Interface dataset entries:
===============

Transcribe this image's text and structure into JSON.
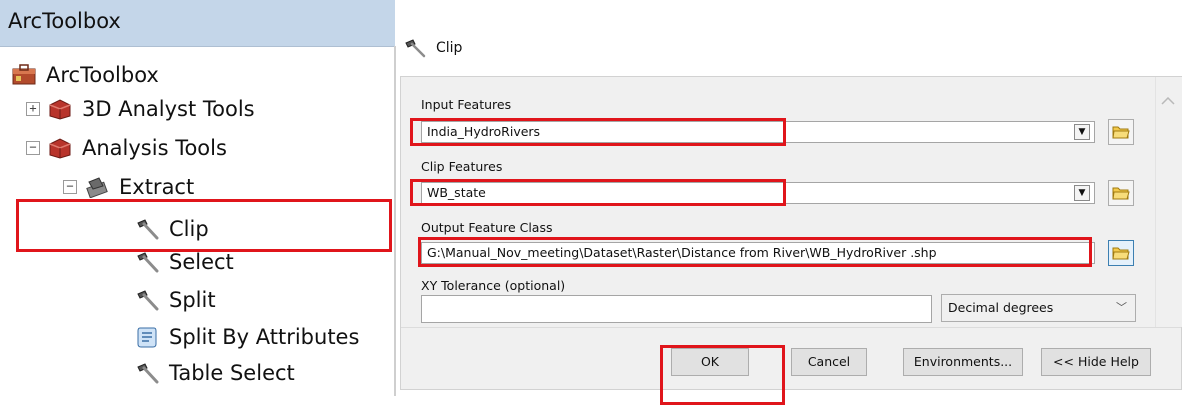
{
  "toolbox": {
    "header_title": "ArcToolbox",
    "items": [
      {
        "label": "ArcToolbox",
        "icon": "toolbox-icon"
      },
      {
        "label": "3D Analyst Tools",
        "icon": "toolset-box-icon",
        "expander": "+"
      },
      {
        "label": "Analysis Tools",
        "icon": "toolset-box-icon",
        "expander": "−"
      },
      {
        "label": "Extract",
        "icon": "toolset-icon",
        "expander": "−"
      },
      {
        "label": "Clip",
        "icon": "hammer-icon"
      },
      {
        "label": "Select",
        "icon": "hammer-icon"
      },
      {
        "label": "Split",
        "icon": "hammer-icon"
      },
      {
        "label": "Split By Attributes",
        "icon": "script-icon"
      },
      {
        "label": "Table Select",
        "icon": "hammer-icon"
      }
    ]
  },
  "dialog": {
    "title": "Clip",
    "fields": {
      "input_features": {
        "label": "Input Features",
        "value": "India_HydroRivers"
      },
      "clip_features": {
        "label": "Clip Features",
        "value": "WB_state"
      },
      "output_feature_class": {
        "label": "Output Feature Class",
        "value": "G:\\Manual_Nov_meeting\\Dataset\\Raster\\Distance from River\\WB_HydroRiver .shp"
      },
      "xy_tolerance": {
        "label": "XY Tolerance (optional)",
        "value": "",
        "units": "Decimal degrees"
      }
    },
    "buttons": {
      "ok": "OK",
      "cancel": "Cancel",
      "environments": "Environments...",
      "hide_help": "<< Hide Help"
    }
  },
  "colors": {
    "highlight": "#e0151b",
    "header_bg": "#c4d6e9",
    "dialog_panel": "#f0f0f0"
  }
}
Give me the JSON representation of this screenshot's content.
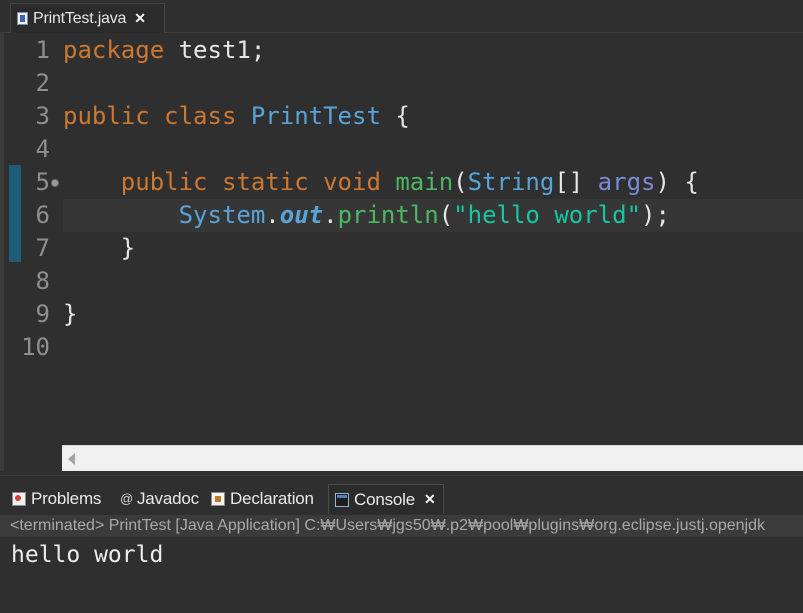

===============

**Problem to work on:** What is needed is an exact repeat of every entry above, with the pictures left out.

**Answer to the problem:**
Transcribe this image's text and structure into JSON.
{
  "toolbox": {
    "header_title": "ArcToolbox",
    "items": [
      {
        "label": "ArcToolbox",
        "icon": "toolbox-icon"
      },
      {
        "label": "3D Analyst Tools",
        "icon": "toolset-box-icon",
        "expander": "+"
      },
      {
        "label": "Analysis Tools",
        "icon": "toolset-box-icon",
        "expander": "−"
      },
      {
        "label": "Extract",
        "icon": "toolset-icon",
        "expander": "−"
      },
      {
        "label": "Clip",
        "icon": "hammer-icon"
      },
      {
        "label": "Select",
        "icon": "hammer-icon"
      },
      {
        "label": "Split",
        "icon": "hammer-icon"
      },
      {
        "label": "Split By Attributes",
        "icon": "script-icon"
      },
      {
        "label": "Table Select",
        "icon": "hammer-icon"
      }
    ]
  },
  "dialog": {
    "title": "Clip",
    "fields": {
      "input_features": {
        "label": "Input Features",
        "value": "India_HydroRivers"
      },
      "clip_features": {
        "label": "Clip Features",
        "value": "WB_state"
      },
      "output_feature_class": {
        "label": "Output Feature Class",
        "value": "G:\\Manual_Nov_meeting\\Dataset\\Raster\\Distance from River\\WB_HydroRiver .shp"
      },
      "xy_tolerance": {
        "label": "XY Tolerance (optional)",
        "value": "",
        "units": "Decimal degrees"
      }
    },
    "buttons": {
      "ok": "OK",
      "cancel": "Cancel",
      "environments": "Environments...",
      "hide_help": "<< Hide Help"
    }
  },
  "colors": {
    "highlight": "#e0151b",
    "header_bg": "#c4d6e9",
    "dialog_panel": "#f0f0f0"
  }
}
Give me the JSON representation of this screenshot's content.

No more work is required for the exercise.